india Updated: Apr 15, 2009 01:51 IST
Swaha Sahoo
Swaha Sahoo
Hindustan Times
Why can’t parents decide school fees

What if you had a say in the running of your child’s school board and could decide whether the school needed to increase its fee or not? What if the community could decide on the school syllabus, introduction of sex education or quality of teachers?

Swaraj or self-governance through the system of school boards is an idea that citizens of Delhi are warming up to. An initiative of Magsaysay award winner and social activist Arvind Kejriwal, Swaraj aims at giving the community a say in education of children.

“Private schools across the national capital region increased tuition fees arbitrarily. But parents could only protest.

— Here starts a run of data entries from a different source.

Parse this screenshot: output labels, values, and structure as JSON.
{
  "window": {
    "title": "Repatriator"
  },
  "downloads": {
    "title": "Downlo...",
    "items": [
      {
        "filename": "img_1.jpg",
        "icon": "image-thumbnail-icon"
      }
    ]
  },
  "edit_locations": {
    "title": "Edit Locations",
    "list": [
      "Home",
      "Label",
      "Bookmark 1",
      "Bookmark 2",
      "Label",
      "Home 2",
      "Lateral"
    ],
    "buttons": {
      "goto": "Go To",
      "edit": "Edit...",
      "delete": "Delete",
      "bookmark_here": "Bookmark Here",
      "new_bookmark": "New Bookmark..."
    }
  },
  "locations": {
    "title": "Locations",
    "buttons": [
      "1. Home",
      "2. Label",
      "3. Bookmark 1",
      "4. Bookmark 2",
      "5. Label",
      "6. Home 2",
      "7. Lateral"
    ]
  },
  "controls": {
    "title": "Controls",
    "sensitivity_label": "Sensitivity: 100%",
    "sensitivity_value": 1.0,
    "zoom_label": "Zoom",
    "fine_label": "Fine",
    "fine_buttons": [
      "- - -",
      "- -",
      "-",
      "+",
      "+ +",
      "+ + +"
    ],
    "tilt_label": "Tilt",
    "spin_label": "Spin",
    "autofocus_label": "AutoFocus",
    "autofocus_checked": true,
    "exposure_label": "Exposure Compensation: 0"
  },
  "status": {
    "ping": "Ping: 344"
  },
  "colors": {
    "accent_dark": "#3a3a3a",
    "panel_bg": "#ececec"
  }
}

If they had a say in the running of schools, they could have demanded more transparency,” said Kejriwal.

“If you do not vote or vote for a different government, nothing will change. Parents will be as helpless as they are today. What we need is an elected representative willing to transfer power to the community through the establishment of Gram Sabhas.”

Involving the community has worked successfully for the United States. The US has school boards for government run schools, where elected or appointed members represent community beliefs and values.

“Empowering parents would definitely help in checking the monopoly of school boards,” said Ratik Anand, parent. “If the community elects the school board, it can demand to see the school’s accounts. We need the authority to enforce transparency,” Anand said.

The Model Nagara Raj Bill drafted by the Ministry of Urban Development talks of amending the municipality laws in states and sharing power with local communities.

However, schools’ societies are not too keen about community-appointed boards.

“We already have sharing of powers with the parent-teacher associations (PTA) and parents are welcome to put forth their views,” said Renu Chaturvedi, Additional Secretary, DPS Society. “PTA can be strengthened but too many ideas will only interfere with the smooth running of the school.”

Ashwini Gupta, whose son studies at a DPS branch in Delhi, said while PTAs were non-existent in most schools, most such associations did not have any real power.

“A community elected school board would incorporate the community’s view before making decisions about school programmes and ensure that students get the best education for the money spent,” Gupta said.